“Some states presently faced higher housing affordability complications before the pandemic,” she stated.
“A different very likely variable would be the state’s economy – for illustration, we know that the pandemic has caused job losses to be very concentrated in the cafe and hospitality sector,” Mazzara extra. “Positions most impacted by the pandemic may perhaps make up a larger sized share of some condition economies than some others.”
Across the place, Black renters are far more than two times as probably to be guiding on their hire than white renters. “The pandemic has exacerbated racial inequities,” Mazzara reported.
Homes with children are also 2 times as most likely to report struggles having to pay their rent than homes devoid of them. “People with small children have to have to rent even bigger households and residences, which are additional expensive,” Mazzara claimed.
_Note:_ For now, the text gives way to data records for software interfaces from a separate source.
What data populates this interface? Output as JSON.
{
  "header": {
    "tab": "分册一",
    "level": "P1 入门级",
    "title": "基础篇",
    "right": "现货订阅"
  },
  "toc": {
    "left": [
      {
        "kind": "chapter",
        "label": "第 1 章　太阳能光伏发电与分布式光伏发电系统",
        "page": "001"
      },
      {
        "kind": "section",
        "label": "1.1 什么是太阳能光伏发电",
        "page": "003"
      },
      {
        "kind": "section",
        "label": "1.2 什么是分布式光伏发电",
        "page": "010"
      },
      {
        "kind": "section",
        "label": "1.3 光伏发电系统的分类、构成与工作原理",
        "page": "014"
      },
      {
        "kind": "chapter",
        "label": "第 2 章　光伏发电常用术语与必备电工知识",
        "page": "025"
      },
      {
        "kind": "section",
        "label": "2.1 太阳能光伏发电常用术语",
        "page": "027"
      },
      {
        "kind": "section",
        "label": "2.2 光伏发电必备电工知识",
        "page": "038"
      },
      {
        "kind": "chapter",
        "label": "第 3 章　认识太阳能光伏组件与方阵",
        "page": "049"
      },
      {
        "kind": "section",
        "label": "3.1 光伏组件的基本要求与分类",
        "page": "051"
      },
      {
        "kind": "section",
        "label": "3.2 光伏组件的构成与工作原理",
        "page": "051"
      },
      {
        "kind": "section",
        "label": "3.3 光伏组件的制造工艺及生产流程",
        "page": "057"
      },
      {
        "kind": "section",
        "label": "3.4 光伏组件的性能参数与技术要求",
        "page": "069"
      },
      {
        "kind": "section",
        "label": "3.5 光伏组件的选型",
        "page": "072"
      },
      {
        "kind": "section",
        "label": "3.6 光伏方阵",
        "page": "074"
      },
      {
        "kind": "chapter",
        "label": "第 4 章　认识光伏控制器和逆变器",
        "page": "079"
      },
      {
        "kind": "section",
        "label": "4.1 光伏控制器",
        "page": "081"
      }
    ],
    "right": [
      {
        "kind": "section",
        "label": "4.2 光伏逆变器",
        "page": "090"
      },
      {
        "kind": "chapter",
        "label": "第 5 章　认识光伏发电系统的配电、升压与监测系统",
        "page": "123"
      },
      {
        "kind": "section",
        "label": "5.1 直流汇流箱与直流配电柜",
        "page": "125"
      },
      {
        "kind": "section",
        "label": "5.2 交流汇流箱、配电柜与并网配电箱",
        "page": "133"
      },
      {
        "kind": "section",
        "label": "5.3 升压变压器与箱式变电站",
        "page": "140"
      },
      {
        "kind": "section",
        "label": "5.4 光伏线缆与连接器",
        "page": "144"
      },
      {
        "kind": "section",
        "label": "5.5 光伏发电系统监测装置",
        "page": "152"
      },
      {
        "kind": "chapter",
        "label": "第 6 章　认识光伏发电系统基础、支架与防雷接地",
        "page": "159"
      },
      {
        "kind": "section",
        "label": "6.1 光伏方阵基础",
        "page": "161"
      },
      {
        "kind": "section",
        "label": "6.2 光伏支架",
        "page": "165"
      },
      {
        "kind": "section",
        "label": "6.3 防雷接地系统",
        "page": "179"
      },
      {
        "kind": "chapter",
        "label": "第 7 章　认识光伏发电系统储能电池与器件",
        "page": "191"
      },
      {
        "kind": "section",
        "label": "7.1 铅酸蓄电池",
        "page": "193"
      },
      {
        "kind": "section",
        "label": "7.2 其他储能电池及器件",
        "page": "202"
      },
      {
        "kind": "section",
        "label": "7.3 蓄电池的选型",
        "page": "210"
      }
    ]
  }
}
Single mother and father who are renters, the greater part of which are girls, face some of the maximum hardship premiums, with more than 26% declaring they’re not caught up on their rent.